The Autumn Budget wasn’t expected to throw up too many surprises in terms of housing – they were reserved for the summer budget, and the proposals which led many landlords to question whether they would even be profitable by 2020.
However, all followers of the industry market will have already noted the new 3pc surcharge on second homes for buy-to-let investors, due to be enforced in April 2016. The bulk of media attention has focused on this change, but here is a quick reminder of what else came out in the budget.
The Chancellor claimed that sorting the housing crisis was a big priority of his. Announcements include:
George Osborne wants 400,000 affordable houses to become available by the end of the current government in 2020.
He will specifically target starter homes for first time buyers, therefore starting the property chain nationwide.
The starter home fund will be £2.3bn of a total £9.6bn investment in housing initiatives.
Help to Buy Shared Ownership Scheme
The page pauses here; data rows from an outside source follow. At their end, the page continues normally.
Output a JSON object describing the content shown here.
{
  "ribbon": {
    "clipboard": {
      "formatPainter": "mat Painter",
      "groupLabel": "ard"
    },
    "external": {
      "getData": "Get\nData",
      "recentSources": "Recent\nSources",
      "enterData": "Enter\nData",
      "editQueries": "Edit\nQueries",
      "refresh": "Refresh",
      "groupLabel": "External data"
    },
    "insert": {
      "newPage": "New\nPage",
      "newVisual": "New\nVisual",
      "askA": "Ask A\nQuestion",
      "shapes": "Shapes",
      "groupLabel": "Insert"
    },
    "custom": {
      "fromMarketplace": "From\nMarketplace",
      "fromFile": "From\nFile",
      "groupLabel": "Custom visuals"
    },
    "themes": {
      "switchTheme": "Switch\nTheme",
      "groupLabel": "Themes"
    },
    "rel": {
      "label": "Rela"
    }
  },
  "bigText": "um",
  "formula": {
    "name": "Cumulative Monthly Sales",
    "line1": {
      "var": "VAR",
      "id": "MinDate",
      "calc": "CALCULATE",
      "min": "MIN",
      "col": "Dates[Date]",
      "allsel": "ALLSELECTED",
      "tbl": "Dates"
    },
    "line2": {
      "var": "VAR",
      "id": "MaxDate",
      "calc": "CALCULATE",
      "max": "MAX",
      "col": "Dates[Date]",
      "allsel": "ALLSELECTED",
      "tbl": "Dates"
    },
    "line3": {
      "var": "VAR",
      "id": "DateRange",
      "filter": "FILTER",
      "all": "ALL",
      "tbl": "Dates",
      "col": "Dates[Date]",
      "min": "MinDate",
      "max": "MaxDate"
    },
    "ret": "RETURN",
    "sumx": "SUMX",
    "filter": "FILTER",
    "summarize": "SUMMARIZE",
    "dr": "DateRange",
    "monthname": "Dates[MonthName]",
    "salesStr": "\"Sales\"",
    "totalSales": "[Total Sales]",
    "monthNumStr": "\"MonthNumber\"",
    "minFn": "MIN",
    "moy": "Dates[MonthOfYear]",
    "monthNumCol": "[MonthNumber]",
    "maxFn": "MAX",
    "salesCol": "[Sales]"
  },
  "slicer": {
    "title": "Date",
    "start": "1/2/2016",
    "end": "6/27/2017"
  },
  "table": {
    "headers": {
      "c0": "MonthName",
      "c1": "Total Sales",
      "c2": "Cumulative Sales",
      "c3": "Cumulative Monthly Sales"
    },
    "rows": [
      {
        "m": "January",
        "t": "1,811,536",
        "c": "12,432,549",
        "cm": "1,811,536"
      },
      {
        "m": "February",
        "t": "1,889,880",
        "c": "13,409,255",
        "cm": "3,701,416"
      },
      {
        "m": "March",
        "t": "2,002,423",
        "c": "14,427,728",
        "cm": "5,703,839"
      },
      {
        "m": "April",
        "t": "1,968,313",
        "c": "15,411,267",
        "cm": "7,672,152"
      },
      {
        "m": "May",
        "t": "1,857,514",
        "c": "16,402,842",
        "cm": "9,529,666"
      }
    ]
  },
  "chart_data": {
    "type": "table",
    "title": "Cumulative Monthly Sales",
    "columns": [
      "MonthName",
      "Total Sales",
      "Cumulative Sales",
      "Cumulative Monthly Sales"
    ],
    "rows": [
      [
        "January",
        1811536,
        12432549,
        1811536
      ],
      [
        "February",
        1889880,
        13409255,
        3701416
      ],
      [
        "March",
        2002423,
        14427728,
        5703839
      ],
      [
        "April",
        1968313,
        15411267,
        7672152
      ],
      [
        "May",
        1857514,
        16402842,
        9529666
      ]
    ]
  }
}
135,000 homes will be made available for part-ownership. In practise, this means low earning households (£80,000pa or less) will be eligible to buy a share of a house from a housing association or local council, then gradually increase their share over time until they own the property outright.
In the time where the household has an incomplete stake in the property, rent will be limited to 3pc of the value of the house that has not been paid for by the household.
For example. A house is worth £250,000. The household has gradually upped their ownership of the property to 50pc. They are therefore paying 3pc rent on the remaining £125,000, which is £312pcm.
However, it is worth noting that house prices are rising so an increase in price will result in an increase in rent. Also, households that sell up before reaching full ownership will be unlikely to receive the market value of the property.
Help to Buy London
Help to Buy is being significantly changed. At the time of the announcement, buyers who had a 5pc deposit available were eligible for a loan of 20pc of the value of the home.
That 20pc is now being extended to 40pc, interest free, for five years. The changes recognise the difficulty with entering the London housing market, especially in comparison with other areas in the UK.
Help to Buy has resulted in a 60pc increase in first-time buyers across the UK, but with very little impact in London. This change will persuade young buyers that living in London will be a sustainable lifestyle choice.
The government is making a concerted effort to bridge the North-South divide, and landlords will benefit from expanding their portfolios in the North thanks to the extensive redevelopment in the Northern Powerhouse sector.
Therefore, landlords who are worried about low yields or insufficient wage growth can take solace that other regions in the UK will become more and more feasible in the coming years, especially if they find investors who are looking to sell their entire portfolios.
Many accidental landlords are likely to leave the industry to avoid the gradually increasing tax relief changes, and they will be replaced by professional landlords. This means that the pool of landlords will become smaller, and cause a calming of buy-to-let property prices.